  1. In re: rejacketification of Our Harry. I’m with your husband. pfffffffffffft. Mirror, schmirror. The whole point of HP #1 is, if you cast your mind back (remember that odd German cover?) that he can FLY!

  2. Fuse #8 says:

    Hmm. You may have a point, mom.

  3. Andrea Beaty says:

    Phew! I thought you meant that they were ditching Mary GrandPre for the new covers. That would have been just plain sad. These are fun. Just a tiny morsel more of Harry Potterness to nosh upon.

    I also must say that the cover to Deathly Hallows did not make sense to me. In my mind, the final conflict didn’t take place in an arena-like place. Maybe I should re-read it.

  4. Fuse, where will all the books go? The librarians? You? (Did you cover this already and did I miss it?)


  5. Fuse #8 says:

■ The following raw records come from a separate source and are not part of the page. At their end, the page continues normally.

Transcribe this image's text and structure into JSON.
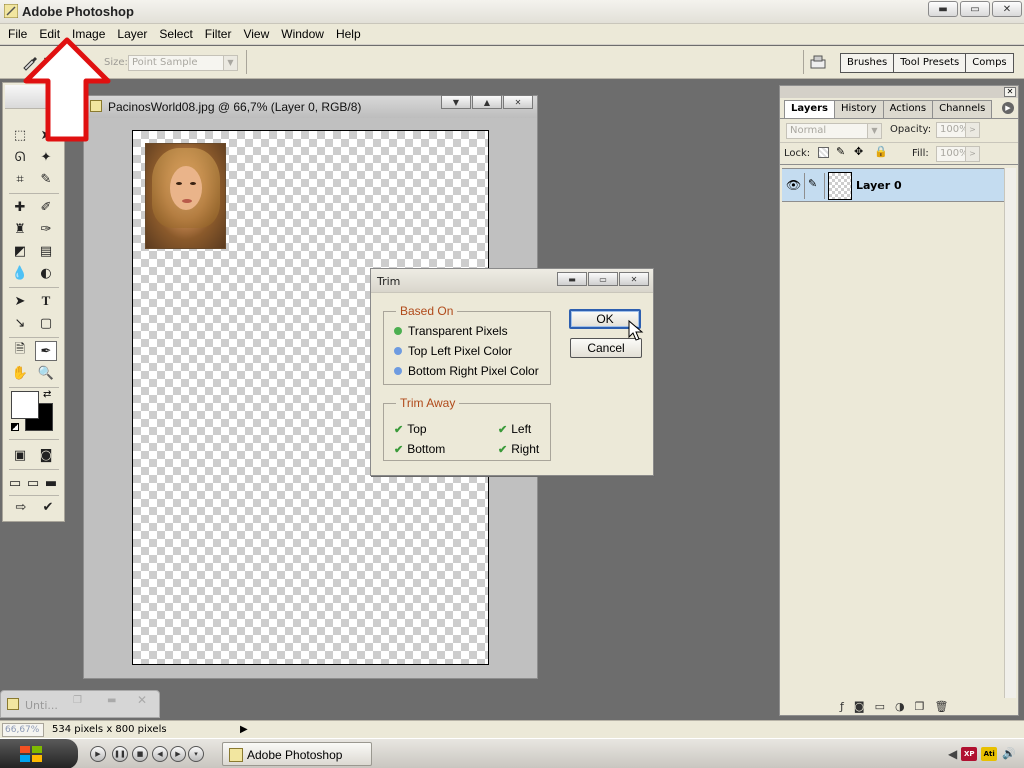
{
  "app": {
    "title": "Adobe Photoshop"
  },
  "window_buttons": {
    "minimize": "▬",
    "restore": "▭",
    "close": "✕"
  },
  "menu": [
    "File",
    "Edit",
    "Image",
    "Layer",
    "Select",
    "Filter",
    "View",
    "Window",
    "Help"
  ],
  "options_bar": {
    "sample_size_label": "Size:",
    "sample_size_value": "Point Sample",
    "palette_well_tabs": [
      "Brushes",
      "Tool Presets",
      "Comps"
    ]
  },
  "document": {
    "title": "PacinosWorld08.jpg @ 66,7% (Layer 0, RGB/8)"
  },
  "trim_dialog": {
    "title": "Trim",
    "based_on": {
      "legend": "Based On",
      "options": [
        {
          "label": "Transparent Pixels",
          "color": "#4caf50"
        },
        {
          "label": "Top Left Pixel Color",
          "color": "#6e9be0"
        },
        {
          "label": "Bottom Right Pixel Color",
          "color": "#6e9be0"
        }
      ]
    },
    "trim_away": {
      "legend": "Trim Away",
      "checks": [
        "Top",
        "Left",
        "Bottom",
        "Right"
      ]
    },
    "ok_label": "OK",
    "cancel_label": "Cancel"
  },
  "layers_panel": {
    "tabs": [
      "Layers",
      "History",
      "Actions",
      "Channels"
    ],
    "blend_mode": "Normal",
    "opacity_label": "Opacity:",
    "opacity_value": "100%",
    "lock_label": "Lock:",
    "fill_label": "Fill:",
    "fill_value": "100%",
    "layer_name": "Layer 0"
  },
  "minimized_doc": {
    "title": "Unti..."
  },
  "status_bar": {
    "zoom": "66,67%",
    "info": "534 pixels x 800 pixels"
  },
  "taskbar": {
    "item_label": "Adobe Photoshop",
    "tray": [
      "XP",
      "Ati"
    ]
  },
  "colors": {
    "accent_red": "#e01010",
    "selected_layer": "#c4dcf0",
    "legend_text": "#b04a1a"
  }
}
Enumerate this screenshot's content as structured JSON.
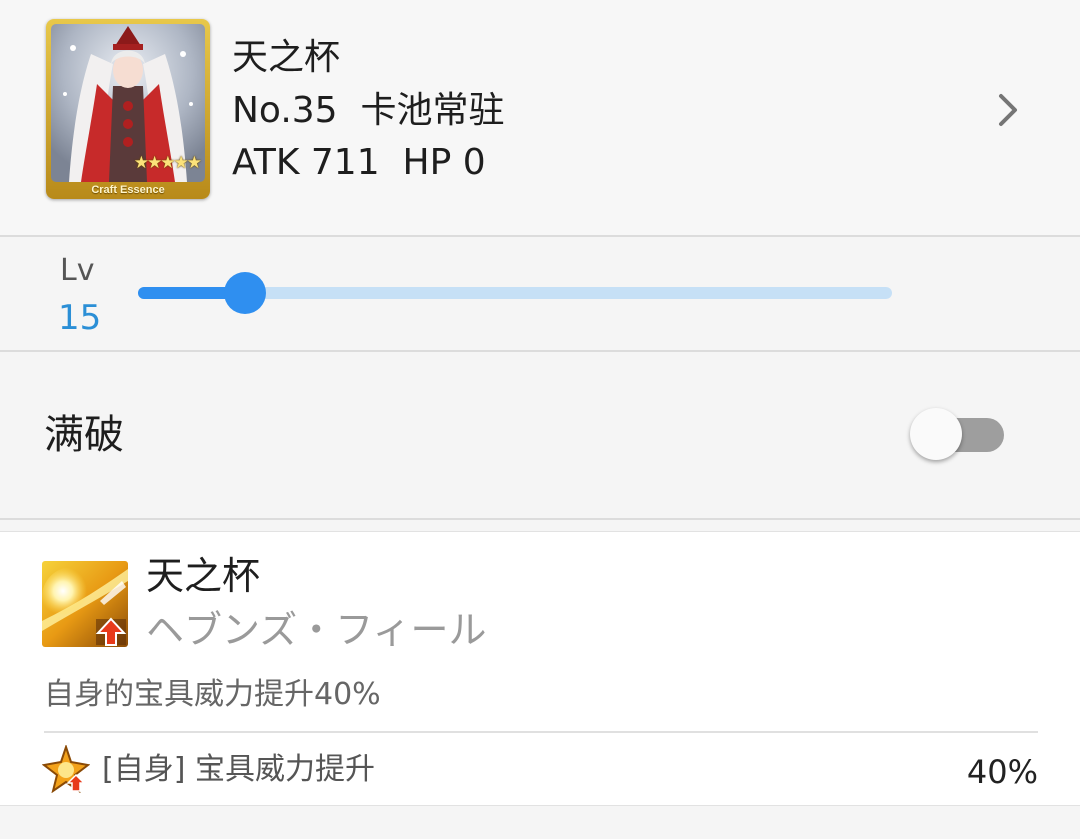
{
  "craft_essence": {
    "name": "天之杯",
    "number_text": "No.35",
    "obtain_text": "卡池常驻",
    "atk_label": "ATK",
    "atk_value": "711",
    "hp_label": "HP",
    "hp_value": "0",
    "thumbnail_caption": "Craft Essence",
    "rarity_stars": 5,
    "chevron_icon": "chevron-right-icon"
  },
  "level": {
    "label": "Lv",
    "value": "15",
    "current": 15,
    "min": 1,
    "max": 100,
    "accent_color": "#2f8ff0",
    "track_color": "#c6e0f6",
    "value_color": "#2b8fd6"
  },
  "limit_break": {
    "label": "满破",
    "enabled": false
  },
  "skill": {
    "name": "天之杯",
    "ruby": "ヘブンズ・フィール",
    "description": "自身的宝具威力提升40%",
    "icon": "np-damage-up-icon",
    "effects": [
      {
        "icon": "buff-star-icon",
        "text": "[自身] 宝具威力提升",
        "value": "40%"
      }
    ]
  }
}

    Ah. I have that information but I’m planning on having a great big beautiful post for when the time comes. Rest assured in the meantime that everyone and everything will have a good home soon.

  6. JeanneBirdsall says:

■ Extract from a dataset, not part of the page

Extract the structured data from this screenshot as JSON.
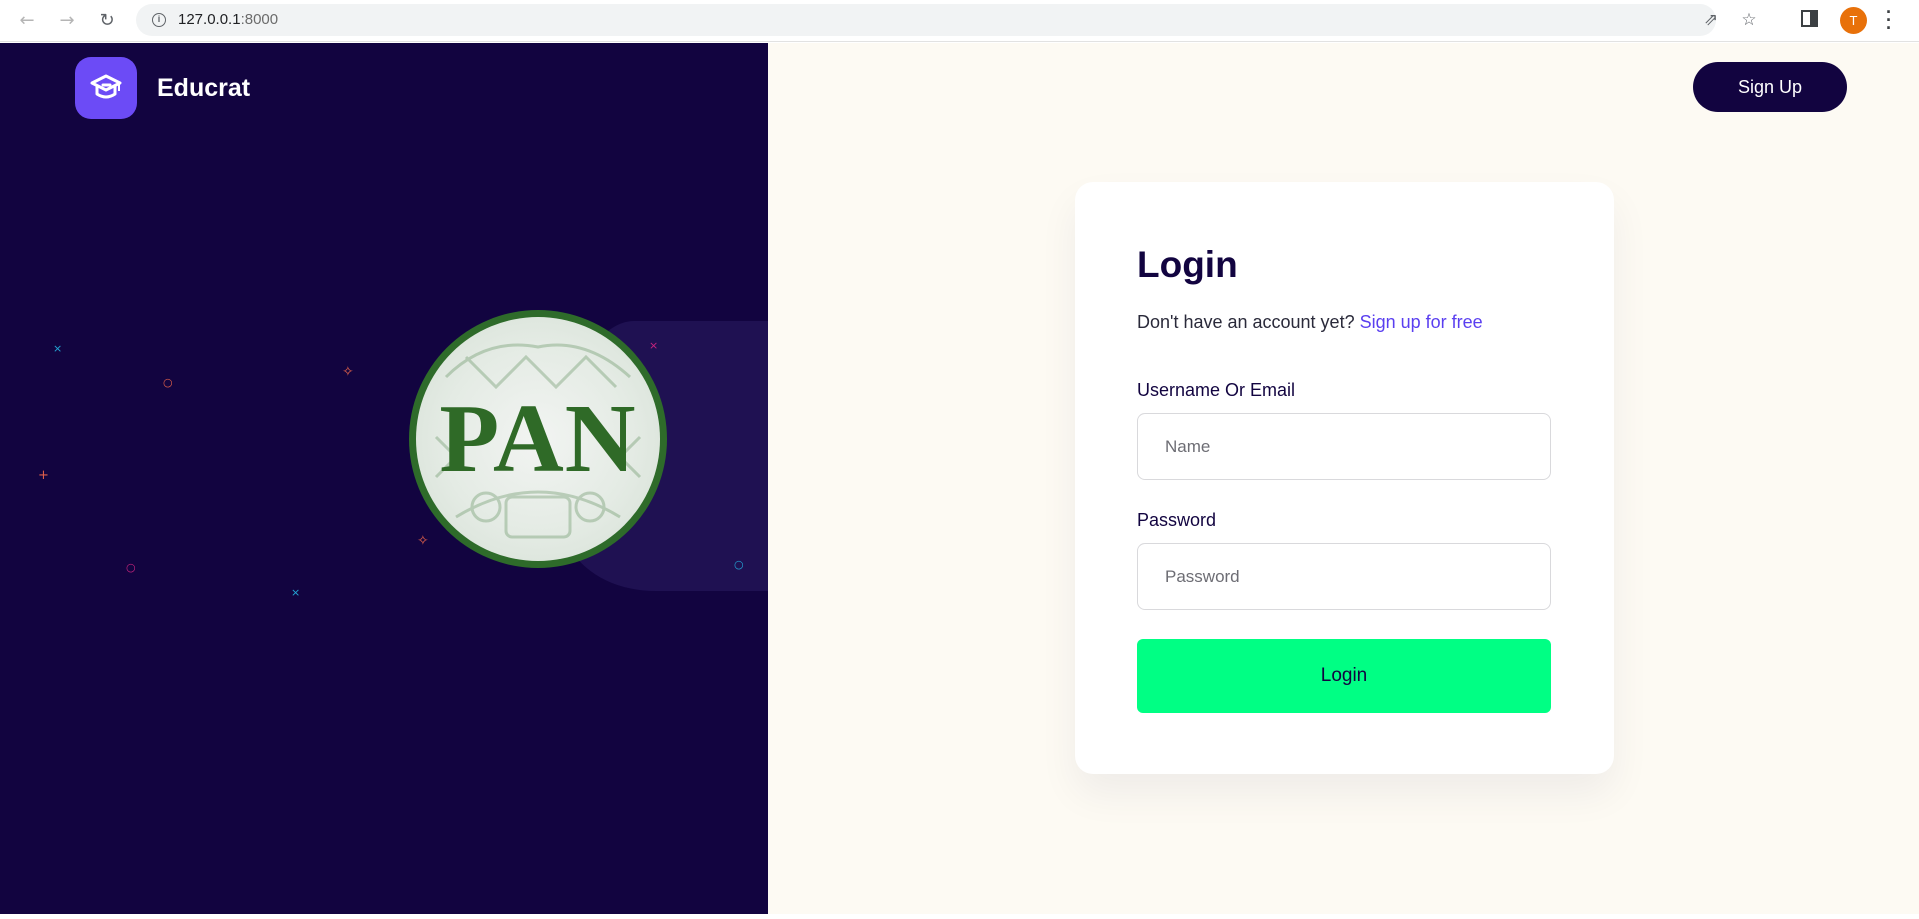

    Oh, Betsy, YES to Jane Gardam. (And, yes, I stole her name for my book). Have you read Bilgewater? One of my favorites of hers.

  7. Fuse #8 says:

    No, I’d never heard of her before her book won the Phoenix. Jane is named after Ms. Gardam? I had no idea. I should probably seek out her other works then, yes?

  8. JeanneBirdsall says:

    No, sorry to be oblique and assume everyone knows everything about my books. Jane is named after Jane Austen. Gardam Street, where the Pens live, is named after Jane Gardam. And, oh yes, you should seek out her other books. You have a long and splendid feast ahead of you.

  9. klonghall says:

    So cool, comments from Jeanne Birdsall! My 11 year-old son LOVES the Penderwicks. (I was honestly a little surprised, because I thought it would appeal more to girls. What do I know?) His rock star of a 5th grade teacher read the first one to their class this past year. I think he loved everything she read to them. She was one of THOSE kinds of teachers. (I miss her already. Our last day of school was last week.)

    I have the second ready to come with us to the beach next week. I find The Penderwicks so refreshing, after so many middle-grade fiction books full of heavy subjects.

    This blog is the hottest place for both readers and writers alike, I guess. You are a bit of a “rock star” in the children’s lit world, yourself, Ms. Betsy. (That’s what the kids would call you down here in the south!)

  10. Fuse #8 says:

    Aw. Thanks. But I’m less rock star and more like that groupie that gets up at 4 a.m. to stand in line at a stage door with a half a cup of cold coffee and a glazed half-crazy look in her eyes.